**Problem**
Search the records for the word "icon" and report each line that has it.

(Interface dataset entries)
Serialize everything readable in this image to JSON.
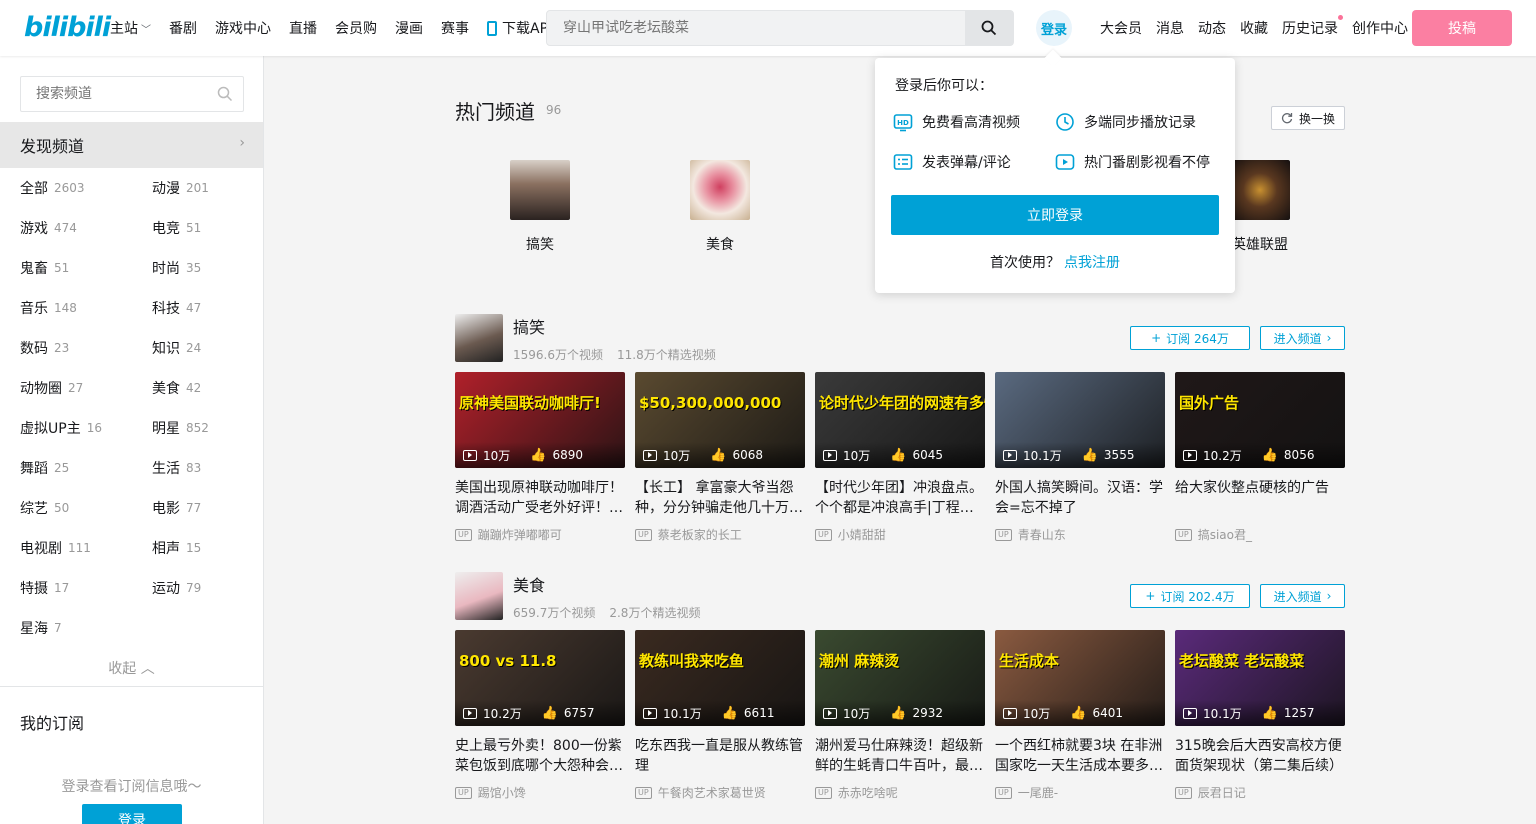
{
  "header": {
    "logo": "bilibili",
    "nav_left": [
      {
        "label": "主站",
        "has_chevron": true
      },
      {
        "label": "番剧"
      },
      {
        "label": "游戏中心"
      },
      {
        "label": "直播"
      },
      {
        "label": "会员购"
      },
      {
        "label": "漫画"
      },
      {
        "label": "赛事"
      },
      {
        "label": "下载APP",
        "icon": "phone-icon"
      }
    ],
    "search_placeholder": "穿山甲试吃老坛酸菜",
    "login_label": "登录",
    "nav_right": [
      {
        "label": "大会员"
      },
      {
        "label": "消息"
      },
      {
        "label": "动态"
      },
      {
        "label": "收藏"
      },
      {
        "label": "历史记录",
        "red_dot": true
      },
      {
        "label": "创作中心"
      }
    ],
    "upload_label": "投稿"
  },
  "sidebar": {
    "search_placeholder": "搜索频道",
    "discover_label": "发现频道",
    "categories": [
      {
        "name": "全部",
        "count": "2603"
      },
      {
        "name": "动漫",
        "count": "201"
      },
      {
        "name": "游戏",
        "count": "474"
      },
      {
        "name": "电竞",
        "count": "51"
      },
      {
        "name": "鬼畜",
        "count": "51"
      },
      {
        "name": "时尚",
        "count": "35"
      },
      {
        "name": "音乐",
        "count": "148"
      },
      {
        "name": "科技",
        "count": "47"
      },
      {
        "name": "数码",
        "count": "23"
      },
      {
        "name": "知识",
        "count": "24"
      },
      {
        "name": "动物圈",
        "count": "27"
      },
      {
        "name": "美食",
        "count": "42"
      },
      {
        "name": "虚拟UP主",
        "count": "16"
      },
      {
        "name": "明星",
        "count": "852"
      },
      {
        "name": "舞蹈",
        "count": "25"
      },
      {
        "name": "生活",
        "count": "83"
      },
      {
        "name": "综艺",
        "count": "50"
      },
      {
        "name": "电影",
        "count": "77"
      },
      {
        "name": "电视剧",
        "count": "111"
      },
      {
        "name": "相声",
        "count": "15"
      },
      {
        "name": "特摄",
        "count": "17"
      },
      {
        "name": "运动",
        "count": "79"
      },
      {
        "name": "星海",
        "count": "7"
      }
    ],
    "collapse_label": "收起",
    "my_subscriptions": "我的订阅",
    "login_tip": "登录查看订阅信息哦～",
    "login_button": "登录"
  },
  "hot": {
    "title": "热门频道",
    "count": "96",
    "refresh_label": "换一换",
    "channels": [
      {
        "name": "搞笑",
        "color": "#6b5a50"
      },
      {
        "name": "美食",
        "color": "#e9b8c0"
      },
      {
        "name": "英雄联盟",
        "color": "#2a2520"
      }
    ]
  },
  "sections": [
    {
      "name": "搞笑",
      "videos_count": "1596.6万个视频",
      "featured_count": "11.8万个精选视频",
      "subscribe_label": "订阅 264万",
      "enter_label": "进入频道",
      "avatar_color": "#6b5a50",
      "cards": [
        {
          "views": "10万",
          "likes": "6890",
          "title": "美国出现原神联动咖啡厅！调酒活动广受老外好评！…",
          "up": "蹦蹦炸弹嘟嘟可",
          "color": "#b0202a",
          "cover_text": "原神美国联动咖啡厅!"
        },
        {
          "views": "10万",
          "likes": "6068",
          "title": "【长工】 拿富豪大爷当怨种，分分钟骗走他几十万…",
          "up": "蔡老板家的长工",
          "color": "#5a4a30",
          "cover_text": "$50,300,000,000"
        },
        {
          "views": "10万",
          "likes": "6045",
          "title": "【时代少年团】冲浪盘点。个个都是冲浪高手|丁程…",
          "up": "小婧甜甜",
          "color": "#3a3a3a",
          "cover_text": "论时代少年团的网速有多快"
        },
        {
          "views": "10.1万",
          "likes": "3555",
          "title": "外国人搞笑瞬间。汉语：学会=忘不掉了",
          "up": "青春山东",
          "color": "#5a6a80",
          "cover_text": ""
        },
        {
          "views": "10.2万",
          "likes": "8056",
          "title": "给大家伙整点硬核的广告",
          "up": "搞siao君_",
          "color": "#201818",
          "cover_text": "国外广告"
        }
      ]
    },
    {
      "name": "美食",
      "videos_count": "659.7万个视频",
      "featured_count": "2.8万个精选视频",
      "subscribe_label": "订阅 202.4万",
      "enter_label": "进入频道",
      "avatar_color": "#e9b8c0",
      "cards": [
        {
          "views": "10.2万",
          "likes": "6757",
          "title": "史上最亏外卖！800一份紫菜包饭到底哪个大怨种会…",
          "up": "踢馆小馋",
          "color": "#4a3a30",
          "cover_text": "800 vs 11.8"
        },
        {
          "views": "10.1万",
          "likes": "6611",
          "title": "吃东西我一直是服从教练管理",
          "up": "午餐肉艺术家葛世贤",
          "color": "#3a2a20",
          "cover_text": "教练叫我来吃鱼"
        },
        {
          "views": "10万",
          "likes": "2932",
          "title": "潮州爱马仕麻辣烫！超级新鲜的生蚝青口牛百叶，最…",
          "up": "赤赤吃啥呢",
          "color": "#3a4a30",
          "cover_text": "潮州     麻辣烫"
        },
        {
          "views": "10万",
          "likes": "6401",
          "title": "一个西红柿就要3块 在非洲国家吃一天生活成本要多…",
          "up": "一尾鹿-",
          "color": "#8a5a40",
          "cover_text": "生活成本"
        },
        {
          "views": "10.1万",
          "likes": "1257",
          "title": "315晚会后大西安高校方便面货架现状（第二集后续）",
          "up": "辰君日记",
          "color": "#5a2a7a",
          "cover_text": "老坛酸菜  老坛酸菜"
        }
      ]
    }
  ],
  "popup": {
    "header": "登录后你可以：",
    "benefits": [
      {
        "icon": "hd-icon",
        "label": "免费看高清视频"
      },
      {
        "icon": "clock-icon",
        "label": "多端同步播放记录"
      },
      {
        "icon": "danmaku-icon",
        "label": "发表弹幕/评论"
      },
      {
        "icon": "tv-icon",
        "label": "热门番剧影视看不停"
      }
    ],
    "login_button": "立即登录",
    "first_use": "首次使用？",
    "register_link": "点我注册"
  }
}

**Output of the task**
        "icon": "phone-icon"
        "icon": "hd-icon",
        "icon": "clock-icon",
        "icon": "danmaku-icon",
        "icon": "tv-icon",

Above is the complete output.